Because at least 90 percent of court funding typically goes to personnel, when courts face insufficient funding that’s where cuts occur, explains Raftery. “The first cuts happen at the staff level,” he says, “and the second cuts, the third cuts, the fourth cuts.”
How does this situation play out in daily court functioning? Two members of the Bar’s Judicial Funding Subcommittee speak to that question from different perspectives.
Kathleen Madden, clerk of court in Waukesha County, reports that because of budget constraints and declining revenues, “Our workforce has been reduced 16 percent over the past decade.”
The list of lost employees includes a court reporter, a court commissioner, a social worker in family court services, and several clerical positions, all funded by the county. The cuts are “necessary,” she says, “because every year we face a $200,000 to $300,000 hole in our budget.”
Waukesha County now supports 60 percent of the circuit court’s costs. “The state’s share has gone down year after year,” Madden says, “so the county takes on more and more.” That’s especially difficult, she adds, when the county levy increase has been zero percent for the past two budget cycles, and 2016 will bring a levy reduction.
Kelli Thompson, director of the State Public Defenders Office, knows that inadequate court funding has an effect on her agency’s ability to perform well.
“When court funding is inadequate,” she says, “the justice process slows down. That directly impacts our clients, who perhaps sit in jail longer waiting for a trial. It impacts our attorneys, who have extraordinarily high caseloads, and have to waste time going back and forth to court more often because of delays.”

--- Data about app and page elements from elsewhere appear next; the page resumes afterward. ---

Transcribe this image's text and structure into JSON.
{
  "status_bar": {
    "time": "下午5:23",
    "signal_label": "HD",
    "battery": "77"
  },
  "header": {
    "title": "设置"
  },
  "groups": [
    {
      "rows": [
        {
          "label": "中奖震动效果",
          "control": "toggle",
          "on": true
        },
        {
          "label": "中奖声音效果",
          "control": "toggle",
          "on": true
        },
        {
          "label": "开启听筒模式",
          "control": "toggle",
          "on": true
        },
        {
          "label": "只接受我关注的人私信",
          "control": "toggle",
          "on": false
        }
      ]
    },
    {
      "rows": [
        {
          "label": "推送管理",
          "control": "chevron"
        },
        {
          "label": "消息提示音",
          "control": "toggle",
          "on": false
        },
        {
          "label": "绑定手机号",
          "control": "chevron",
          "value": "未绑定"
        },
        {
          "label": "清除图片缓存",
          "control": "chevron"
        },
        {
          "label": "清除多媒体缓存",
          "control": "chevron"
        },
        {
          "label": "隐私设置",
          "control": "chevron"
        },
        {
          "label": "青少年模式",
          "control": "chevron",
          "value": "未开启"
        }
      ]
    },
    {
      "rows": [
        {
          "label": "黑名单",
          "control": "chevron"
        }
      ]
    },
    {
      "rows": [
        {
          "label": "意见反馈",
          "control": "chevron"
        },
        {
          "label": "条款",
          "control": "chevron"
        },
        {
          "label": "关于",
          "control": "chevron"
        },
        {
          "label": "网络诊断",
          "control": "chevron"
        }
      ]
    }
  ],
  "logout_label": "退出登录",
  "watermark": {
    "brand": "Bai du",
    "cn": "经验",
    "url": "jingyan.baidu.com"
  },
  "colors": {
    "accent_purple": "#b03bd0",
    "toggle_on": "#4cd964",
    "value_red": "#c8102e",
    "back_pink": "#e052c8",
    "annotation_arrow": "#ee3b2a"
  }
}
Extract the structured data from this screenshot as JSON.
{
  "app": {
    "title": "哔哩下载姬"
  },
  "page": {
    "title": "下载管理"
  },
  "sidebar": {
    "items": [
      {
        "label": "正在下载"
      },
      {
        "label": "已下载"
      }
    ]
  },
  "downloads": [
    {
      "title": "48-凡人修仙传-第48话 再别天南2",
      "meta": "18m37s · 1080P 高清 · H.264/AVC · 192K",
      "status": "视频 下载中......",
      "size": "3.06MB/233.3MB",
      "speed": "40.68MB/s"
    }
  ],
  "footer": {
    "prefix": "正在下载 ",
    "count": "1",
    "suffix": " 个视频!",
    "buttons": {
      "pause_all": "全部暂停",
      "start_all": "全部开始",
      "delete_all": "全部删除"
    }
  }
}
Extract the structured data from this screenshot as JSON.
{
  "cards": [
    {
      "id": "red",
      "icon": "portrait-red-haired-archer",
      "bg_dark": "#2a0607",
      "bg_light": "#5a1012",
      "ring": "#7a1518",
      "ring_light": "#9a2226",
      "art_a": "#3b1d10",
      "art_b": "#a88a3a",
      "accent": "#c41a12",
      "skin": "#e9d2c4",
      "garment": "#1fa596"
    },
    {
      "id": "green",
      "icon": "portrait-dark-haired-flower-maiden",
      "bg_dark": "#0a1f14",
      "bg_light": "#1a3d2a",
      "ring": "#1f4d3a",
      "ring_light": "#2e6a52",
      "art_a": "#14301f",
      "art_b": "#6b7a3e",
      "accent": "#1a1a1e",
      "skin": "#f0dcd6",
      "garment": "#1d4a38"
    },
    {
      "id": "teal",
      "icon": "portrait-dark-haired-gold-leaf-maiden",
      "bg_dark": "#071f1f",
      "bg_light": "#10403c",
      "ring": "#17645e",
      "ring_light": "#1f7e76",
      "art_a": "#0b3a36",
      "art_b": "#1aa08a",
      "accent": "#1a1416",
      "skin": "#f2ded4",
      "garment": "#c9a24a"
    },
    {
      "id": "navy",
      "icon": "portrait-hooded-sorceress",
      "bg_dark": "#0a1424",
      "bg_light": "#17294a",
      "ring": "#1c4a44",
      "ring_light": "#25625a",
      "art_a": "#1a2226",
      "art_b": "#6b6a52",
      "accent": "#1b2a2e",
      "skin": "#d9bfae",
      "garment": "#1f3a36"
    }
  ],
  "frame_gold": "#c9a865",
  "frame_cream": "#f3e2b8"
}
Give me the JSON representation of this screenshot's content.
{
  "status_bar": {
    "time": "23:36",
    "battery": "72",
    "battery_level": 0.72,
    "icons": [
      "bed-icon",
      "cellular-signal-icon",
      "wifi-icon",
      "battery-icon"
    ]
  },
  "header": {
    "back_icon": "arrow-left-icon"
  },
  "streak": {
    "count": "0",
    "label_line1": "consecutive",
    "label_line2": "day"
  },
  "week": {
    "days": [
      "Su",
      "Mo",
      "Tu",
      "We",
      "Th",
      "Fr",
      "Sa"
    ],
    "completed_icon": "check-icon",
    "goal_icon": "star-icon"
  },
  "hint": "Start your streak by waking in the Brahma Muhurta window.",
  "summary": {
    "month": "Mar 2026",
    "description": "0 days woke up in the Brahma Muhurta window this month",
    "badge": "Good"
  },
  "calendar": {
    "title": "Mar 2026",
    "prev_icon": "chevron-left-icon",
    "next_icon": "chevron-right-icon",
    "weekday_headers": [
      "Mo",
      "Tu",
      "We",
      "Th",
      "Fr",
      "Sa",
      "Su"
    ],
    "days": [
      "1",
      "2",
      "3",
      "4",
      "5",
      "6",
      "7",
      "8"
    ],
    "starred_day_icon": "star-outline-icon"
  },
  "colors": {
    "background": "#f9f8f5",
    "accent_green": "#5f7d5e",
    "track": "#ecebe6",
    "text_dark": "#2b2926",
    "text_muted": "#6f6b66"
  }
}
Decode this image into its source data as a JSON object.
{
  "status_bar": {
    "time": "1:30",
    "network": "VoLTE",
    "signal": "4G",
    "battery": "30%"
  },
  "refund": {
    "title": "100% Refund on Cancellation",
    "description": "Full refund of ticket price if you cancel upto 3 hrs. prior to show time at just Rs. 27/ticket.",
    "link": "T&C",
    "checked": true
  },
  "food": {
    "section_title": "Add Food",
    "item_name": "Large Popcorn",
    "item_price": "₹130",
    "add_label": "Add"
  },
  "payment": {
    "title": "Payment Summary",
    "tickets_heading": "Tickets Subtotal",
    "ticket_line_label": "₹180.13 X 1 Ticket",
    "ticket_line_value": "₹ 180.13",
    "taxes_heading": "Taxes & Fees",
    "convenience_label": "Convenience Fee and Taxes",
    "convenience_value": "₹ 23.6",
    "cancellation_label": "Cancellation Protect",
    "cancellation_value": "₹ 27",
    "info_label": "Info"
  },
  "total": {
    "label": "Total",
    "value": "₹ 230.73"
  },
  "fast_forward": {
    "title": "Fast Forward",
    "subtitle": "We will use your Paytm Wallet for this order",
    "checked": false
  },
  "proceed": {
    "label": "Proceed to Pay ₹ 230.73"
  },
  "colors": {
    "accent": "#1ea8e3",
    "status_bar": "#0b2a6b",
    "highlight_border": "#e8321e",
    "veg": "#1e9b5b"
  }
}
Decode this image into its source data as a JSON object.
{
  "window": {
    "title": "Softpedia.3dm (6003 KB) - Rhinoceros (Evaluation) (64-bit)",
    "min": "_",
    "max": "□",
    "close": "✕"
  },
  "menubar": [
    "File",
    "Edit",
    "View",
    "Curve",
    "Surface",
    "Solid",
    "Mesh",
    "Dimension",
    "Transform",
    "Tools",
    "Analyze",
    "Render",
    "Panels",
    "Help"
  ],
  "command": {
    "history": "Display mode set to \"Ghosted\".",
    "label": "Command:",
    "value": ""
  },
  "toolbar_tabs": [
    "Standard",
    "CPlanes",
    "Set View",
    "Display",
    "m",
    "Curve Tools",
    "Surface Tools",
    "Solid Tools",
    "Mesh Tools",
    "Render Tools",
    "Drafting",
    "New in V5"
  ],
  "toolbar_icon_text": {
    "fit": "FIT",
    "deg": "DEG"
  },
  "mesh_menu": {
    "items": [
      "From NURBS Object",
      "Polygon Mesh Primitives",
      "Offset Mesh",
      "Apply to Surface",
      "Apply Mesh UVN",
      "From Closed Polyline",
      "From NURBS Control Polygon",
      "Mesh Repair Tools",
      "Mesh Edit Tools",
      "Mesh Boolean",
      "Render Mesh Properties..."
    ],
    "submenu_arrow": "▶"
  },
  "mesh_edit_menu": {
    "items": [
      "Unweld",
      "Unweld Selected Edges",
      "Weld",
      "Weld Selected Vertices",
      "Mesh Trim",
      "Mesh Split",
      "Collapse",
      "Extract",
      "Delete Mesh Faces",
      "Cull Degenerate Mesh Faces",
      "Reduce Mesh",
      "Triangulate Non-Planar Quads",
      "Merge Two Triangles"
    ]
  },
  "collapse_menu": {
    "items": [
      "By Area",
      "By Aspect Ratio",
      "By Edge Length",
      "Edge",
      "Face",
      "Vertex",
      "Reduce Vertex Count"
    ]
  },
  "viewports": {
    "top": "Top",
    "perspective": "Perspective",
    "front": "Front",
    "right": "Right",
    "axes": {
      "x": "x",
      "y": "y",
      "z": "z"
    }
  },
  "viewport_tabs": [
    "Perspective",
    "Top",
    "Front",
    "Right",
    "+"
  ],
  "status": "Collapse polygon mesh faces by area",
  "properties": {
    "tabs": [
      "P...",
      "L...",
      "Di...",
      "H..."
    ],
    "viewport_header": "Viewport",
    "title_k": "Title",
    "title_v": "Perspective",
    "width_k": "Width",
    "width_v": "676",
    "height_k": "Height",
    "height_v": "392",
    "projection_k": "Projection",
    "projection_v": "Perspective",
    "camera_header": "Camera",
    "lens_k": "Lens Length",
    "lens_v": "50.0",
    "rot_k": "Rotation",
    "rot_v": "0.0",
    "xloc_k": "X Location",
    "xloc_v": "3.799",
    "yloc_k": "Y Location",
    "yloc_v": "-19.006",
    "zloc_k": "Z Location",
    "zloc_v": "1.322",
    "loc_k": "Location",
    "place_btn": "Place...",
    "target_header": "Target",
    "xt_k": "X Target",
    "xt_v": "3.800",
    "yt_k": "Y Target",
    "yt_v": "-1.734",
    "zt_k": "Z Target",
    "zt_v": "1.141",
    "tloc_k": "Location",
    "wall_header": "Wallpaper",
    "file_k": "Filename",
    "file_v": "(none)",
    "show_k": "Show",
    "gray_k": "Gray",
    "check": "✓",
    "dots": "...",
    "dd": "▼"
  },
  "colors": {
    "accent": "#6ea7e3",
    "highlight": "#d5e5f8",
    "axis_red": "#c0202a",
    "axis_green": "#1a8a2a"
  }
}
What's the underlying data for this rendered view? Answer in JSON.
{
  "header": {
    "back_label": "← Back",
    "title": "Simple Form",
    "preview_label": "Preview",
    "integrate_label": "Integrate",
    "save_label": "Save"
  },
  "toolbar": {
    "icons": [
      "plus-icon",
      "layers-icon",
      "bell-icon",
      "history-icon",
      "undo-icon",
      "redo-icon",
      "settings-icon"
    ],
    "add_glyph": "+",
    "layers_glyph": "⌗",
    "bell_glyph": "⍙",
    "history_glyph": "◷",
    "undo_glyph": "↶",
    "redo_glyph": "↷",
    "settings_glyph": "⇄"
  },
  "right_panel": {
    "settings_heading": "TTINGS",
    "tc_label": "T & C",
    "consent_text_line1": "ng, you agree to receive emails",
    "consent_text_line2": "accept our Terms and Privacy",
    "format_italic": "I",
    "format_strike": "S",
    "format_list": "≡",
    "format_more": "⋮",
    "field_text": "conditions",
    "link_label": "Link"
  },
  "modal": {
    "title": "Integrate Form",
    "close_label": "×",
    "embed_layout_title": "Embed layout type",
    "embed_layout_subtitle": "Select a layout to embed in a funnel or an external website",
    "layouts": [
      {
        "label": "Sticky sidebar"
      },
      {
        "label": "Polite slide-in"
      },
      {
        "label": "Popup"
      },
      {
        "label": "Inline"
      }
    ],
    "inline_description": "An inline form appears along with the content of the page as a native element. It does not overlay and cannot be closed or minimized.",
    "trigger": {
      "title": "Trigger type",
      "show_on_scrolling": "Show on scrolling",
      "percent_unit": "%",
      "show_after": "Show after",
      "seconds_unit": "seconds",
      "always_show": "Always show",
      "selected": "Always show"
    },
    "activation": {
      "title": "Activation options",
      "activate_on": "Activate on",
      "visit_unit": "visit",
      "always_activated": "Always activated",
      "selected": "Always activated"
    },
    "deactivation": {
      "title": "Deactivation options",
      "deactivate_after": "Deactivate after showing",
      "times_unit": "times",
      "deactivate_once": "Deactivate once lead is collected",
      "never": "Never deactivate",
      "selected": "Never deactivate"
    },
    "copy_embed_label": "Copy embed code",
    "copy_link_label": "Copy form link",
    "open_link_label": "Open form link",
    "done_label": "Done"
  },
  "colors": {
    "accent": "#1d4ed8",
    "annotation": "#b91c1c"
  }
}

Insufficient funding for interpreters, experts, court clerical staff, and so on also affects the public defenders’ functioning, Thompson adds. For instance, more cases have lots of technical issues, she notes, so staff attorneys need transcripts. They also need testimony from experts.
“It’s all those things that are not at the front of the store, but at the back,” Thompson says. “We can’t do our work without them. And insufficient court funding makes it difficult.”
Future articles in the State Bar’s WisBar InsideTrack online publication will explore survey findings in more depth, as well as the impacts of inadequate court funding.